Eve Ensler, (born 1953) who now goes by “V,”is a feminist author, playwright and activist whose play The Vagina Monologues (based on interviews with over 200 women talking about their vaginas) was groundbreaking because many women had never been asked about their vaginas or even looked at them up close. In 2004, the play was performed with an all transgender cast, with Ensler’s intention of promoting visibility of transwomen, regardless of anatomy. For this version of the play, Ensler wrote a new monologue using narratives from the transgender cast called They Beat the Girl Out of My Boy. . . Or So They Tried.
V used her work to address the social stigma surrounding rape and abuse and the embarrassment, shame, pain, and fear women often feel in relationship to their sexuality. Her work has gained tremendous momentum for the worldwide global non-profit organization, the V-Day movement, addressing violence against women.
Sylvia Rivera (1951-2002) was a queer, Latina advocate for marginalized, gender-nonconforming humans and Marsha P. Johnson (1945-1992) was a black trans woman activist and sex worker who worked to include transgender humans in the gay liberation movement (LGBT) movement in the 70’s. Together, they supported trans women, homeless youth and drag queens, co-founding STAR (Street Transvestite Action Revolutionaries).Both are noted for their advocacy of inclusion and equality of transgender humans. We owe gratitude to Rivera for her work opposing the exclusion of trans humans in New York’s Sexual Orientation Non-Discrimination Act (2002), protecting gender identity and gender expression under NY’s Human Rights Law.
Audre Lorde (1934-1992) described herself as a “black, lesbian, feminist, socialist, mother, warrior, poet, pioneer, lover," whose life was dedicated to confronting issues of injustice connected to homophobia, sexism, racism, sexism, and classism. Lorde was associated with the Third Wave of Feminism, which emerged in the 90’s and was critical of early feminist thinking and the way it minimized sexual, racial and class differences. Lorde’s book Sister Outsider championed a more inclusive feminist movement, acknowledging the value of all women, not just white women and the celebration of diversity and difference.
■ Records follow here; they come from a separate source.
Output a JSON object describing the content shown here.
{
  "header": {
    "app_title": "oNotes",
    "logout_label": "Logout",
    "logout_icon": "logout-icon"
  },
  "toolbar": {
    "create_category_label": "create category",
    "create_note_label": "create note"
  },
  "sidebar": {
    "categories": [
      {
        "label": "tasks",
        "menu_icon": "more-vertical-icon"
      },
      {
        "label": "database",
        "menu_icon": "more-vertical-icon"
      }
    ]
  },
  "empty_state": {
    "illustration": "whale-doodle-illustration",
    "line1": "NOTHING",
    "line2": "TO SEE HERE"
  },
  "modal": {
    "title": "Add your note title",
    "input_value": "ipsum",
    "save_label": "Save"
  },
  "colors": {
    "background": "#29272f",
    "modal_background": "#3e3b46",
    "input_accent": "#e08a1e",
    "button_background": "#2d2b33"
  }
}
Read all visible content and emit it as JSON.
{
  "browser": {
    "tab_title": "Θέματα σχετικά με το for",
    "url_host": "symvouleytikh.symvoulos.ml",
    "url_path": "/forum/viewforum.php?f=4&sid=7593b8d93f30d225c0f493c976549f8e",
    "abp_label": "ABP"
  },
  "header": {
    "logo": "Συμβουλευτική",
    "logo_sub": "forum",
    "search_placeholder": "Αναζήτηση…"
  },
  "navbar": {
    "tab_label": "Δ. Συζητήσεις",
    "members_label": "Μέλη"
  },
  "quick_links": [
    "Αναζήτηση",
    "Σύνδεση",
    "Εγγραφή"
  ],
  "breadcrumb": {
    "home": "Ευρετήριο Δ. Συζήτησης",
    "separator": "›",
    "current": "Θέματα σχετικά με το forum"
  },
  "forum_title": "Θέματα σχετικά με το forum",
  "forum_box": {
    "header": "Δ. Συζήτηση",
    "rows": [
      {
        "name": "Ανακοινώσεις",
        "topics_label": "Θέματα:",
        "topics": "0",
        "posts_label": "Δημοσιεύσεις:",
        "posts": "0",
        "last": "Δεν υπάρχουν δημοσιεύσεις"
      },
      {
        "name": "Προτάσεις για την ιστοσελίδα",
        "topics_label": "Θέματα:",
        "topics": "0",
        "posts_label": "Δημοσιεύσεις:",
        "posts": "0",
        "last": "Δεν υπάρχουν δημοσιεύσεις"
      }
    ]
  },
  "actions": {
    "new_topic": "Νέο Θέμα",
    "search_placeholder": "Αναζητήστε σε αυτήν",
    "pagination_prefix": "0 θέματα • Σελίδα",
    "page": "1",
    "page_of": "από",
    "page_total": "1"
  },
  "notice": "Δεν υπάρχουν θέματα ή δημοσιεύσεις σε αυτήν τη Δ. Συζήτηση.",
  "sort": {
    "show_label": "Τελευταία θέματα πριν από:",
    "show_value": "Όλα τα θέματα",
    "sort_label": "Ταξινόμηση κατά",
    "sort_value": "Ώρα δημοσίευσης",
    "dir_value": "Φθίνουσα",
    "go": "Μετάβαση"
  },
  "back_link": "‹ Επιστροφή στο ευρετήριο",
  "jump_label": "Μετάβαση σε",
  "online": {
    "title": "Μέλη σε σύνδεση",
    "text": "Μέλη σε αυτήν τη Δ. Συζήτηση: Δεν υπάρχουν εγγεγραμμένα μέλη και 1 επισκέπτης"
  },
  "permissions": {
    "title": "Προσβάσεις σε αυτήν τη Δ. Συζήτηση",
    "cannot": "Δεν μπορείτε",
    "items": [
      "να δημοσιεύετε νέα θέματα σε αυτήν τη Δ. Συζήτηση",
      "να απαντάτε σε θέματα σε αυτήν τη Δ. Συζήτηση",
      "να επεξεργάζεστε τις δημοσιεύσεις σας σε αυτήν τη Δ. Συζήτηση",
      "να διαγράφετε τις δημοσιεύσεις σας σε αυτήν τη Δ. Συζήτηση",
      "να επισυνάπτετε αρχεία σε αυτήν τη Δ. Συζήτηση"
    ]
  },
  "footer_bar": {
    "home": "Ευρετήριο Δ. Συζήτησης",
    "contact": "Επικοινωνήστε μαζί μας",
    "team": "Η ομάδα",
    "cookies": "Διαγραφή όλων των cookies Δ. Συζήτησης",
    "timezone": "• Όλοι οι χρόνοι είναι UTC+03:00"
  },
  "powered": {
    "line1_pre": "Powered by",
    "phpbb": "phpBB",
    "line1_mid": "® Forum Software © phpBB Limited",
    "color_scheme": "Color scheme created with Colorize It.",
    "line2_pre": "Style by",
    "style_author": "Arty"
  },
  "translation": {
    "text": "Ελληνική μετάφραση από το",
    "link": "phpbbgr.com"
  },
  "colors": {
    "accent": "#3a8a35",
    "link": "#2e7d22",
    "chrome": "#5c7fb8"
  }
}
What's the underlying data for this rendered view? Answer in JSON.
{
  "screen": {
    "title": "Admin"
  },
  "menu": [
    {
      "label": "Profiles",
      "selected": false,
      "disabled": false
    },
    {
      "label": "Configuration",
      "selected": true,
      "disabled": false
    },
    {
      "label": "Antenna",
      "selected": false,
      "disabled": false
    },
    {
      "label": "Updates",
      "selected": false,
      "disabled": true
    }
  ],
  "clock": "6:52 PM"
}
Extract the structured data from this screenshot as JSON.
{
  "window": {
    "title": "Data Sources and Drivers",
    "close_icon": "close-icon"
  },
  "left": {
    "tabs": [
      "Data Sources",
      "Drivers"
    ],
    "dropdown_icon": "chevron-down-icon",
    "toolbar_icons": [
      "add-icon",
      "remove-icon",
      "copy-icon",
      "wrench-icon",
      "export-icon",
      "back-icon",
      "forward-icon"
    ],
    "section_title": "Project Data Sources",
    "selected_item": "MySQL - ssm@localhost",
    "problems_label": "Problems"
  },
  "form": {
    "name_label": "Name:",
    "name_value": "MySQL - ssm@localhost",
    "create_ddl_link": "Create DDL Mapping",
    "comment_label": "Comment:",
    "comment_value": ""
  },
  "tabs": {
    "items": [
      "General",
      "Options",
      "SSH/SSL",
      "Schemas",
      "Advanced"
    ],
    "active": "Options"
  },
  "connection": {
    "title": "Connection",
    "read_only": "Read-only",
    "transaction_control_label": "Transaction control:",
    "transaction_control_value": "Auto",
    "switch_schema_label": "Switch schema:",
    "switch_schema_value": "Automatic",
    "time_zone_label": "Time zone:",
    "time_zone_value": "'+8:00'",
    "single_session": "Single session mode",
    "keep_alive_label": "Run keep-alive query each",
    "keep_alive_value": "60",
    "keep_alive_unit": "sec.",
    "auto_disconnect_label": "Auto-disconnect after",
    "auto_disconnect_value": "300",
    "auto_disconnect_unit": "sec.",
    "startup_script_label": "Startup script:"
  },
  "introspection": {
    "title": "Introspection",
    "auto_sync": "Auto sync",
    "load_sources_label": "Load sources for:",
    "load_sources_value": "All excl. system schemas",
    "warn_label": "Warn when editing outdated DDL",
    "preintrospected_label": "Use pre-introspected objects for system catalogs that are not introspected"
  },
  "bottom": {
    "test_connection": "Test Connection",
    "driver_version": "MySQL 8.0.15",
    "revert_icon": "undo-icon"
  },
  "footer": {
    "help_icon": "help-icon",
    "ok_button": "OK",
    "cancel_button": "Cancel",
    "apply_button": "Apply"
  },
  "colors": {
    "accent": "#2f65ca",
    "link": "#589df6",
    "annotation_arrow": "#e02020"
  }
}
We are living in a time where women’s voices need to be heard. So, let’s honor all of these amazing women, and our own amazingness as we, each in our own ways, tell our unique stories… for it is in the passing down of our stories and our experiences that we also find our connections with each other, become change agents for those coming after us, and know and remember that we too are remarkable!